Study Sheet


Inferences are ideas that are not stated directly, but are implied by the content of the material. Understanding how to make accurate inferences is key to the ability of fully understanding what an author means. Making inferences is the same as drawing conclusions about what you read. Your inferences are statements about the unknown based on the known. Here are some helpful tips for making accurate inferences about what you read:


Tip 1: Identify an Inference Question

First, determine whether or not an inference question is being asked. The most obvious questions will have the words "suggest," "imply" or "infer" within the sentence, such as the following:

Some questions, however, will not directly ask an inference question. You will have to actually infer that you need to make an inference about the passage. Here are a few questions that require inferring skills, but don't use these words exactly:

Tip 2: Trust the information given. Do not add on information.

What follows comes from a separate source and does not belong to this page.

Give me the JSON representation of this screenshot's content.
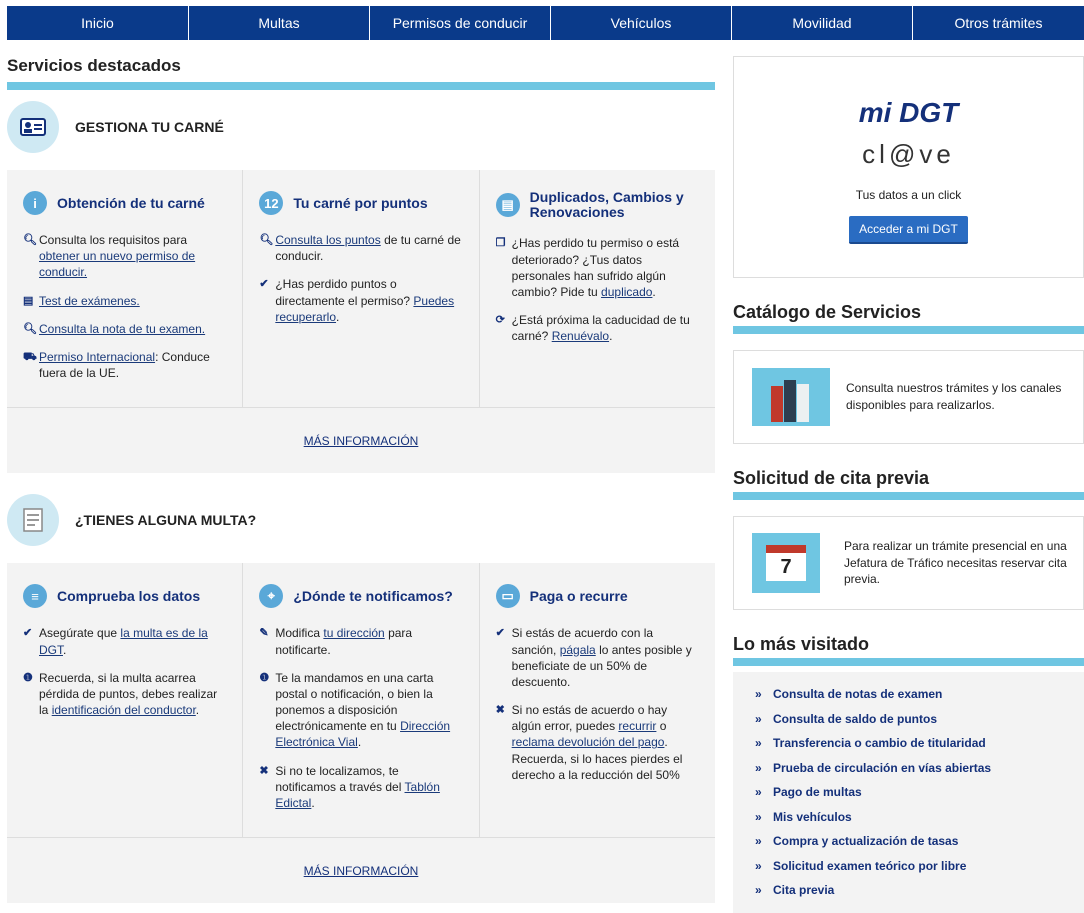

Once you know exactly what an inference is and you have identified an inference question you wil need to trust and use only the details in the passage to make a correct inference to answer the question. To infer correctly, you will need to use the information or clues in the passagge to reason out the answer. Use the supporting details, vocabulary, character's actions, descriptions, dialogue, and more to help you infer correctly. However, be careful not to add on your own opinions or information to the passage. Use only what information is given.

Let's practice:

Based on the information given, what can you infer about the following scenarios?




 More Practice:

Based on the information given in the passage, answer teh inference question that follows.


The widow Elsa was as complete a contrast to her third bridegroom, in everything but age, as can be conceived. Compelled to relinquish her first marriage after her husband died in the war, she married a man twice her years to whom she became an exemplary wife despite their having nothing in common, and by whose death she was left in possession of a splendid fortune, though she gave it away to the church. Next, a Southern gentlemen, considerably younger than herself, succeeded to her hand and carried her to Charleston, where, after many uncomfortable years, she found herself again a widow. It would have been remarkable if any feeling had survived through such a life as Elsa's; it could not but be crushed and killed by the early disappointment of her first groom's demise, the icy duty of her second marriage, and the unkindness of her third husband, which had inevitably driven her to connect the idea of his death with that of her comfort.




Narrow the Choices

Choice A

Choice B

Choice C

Choice D

Check your understanding. Click below

Practice 1

Practice 2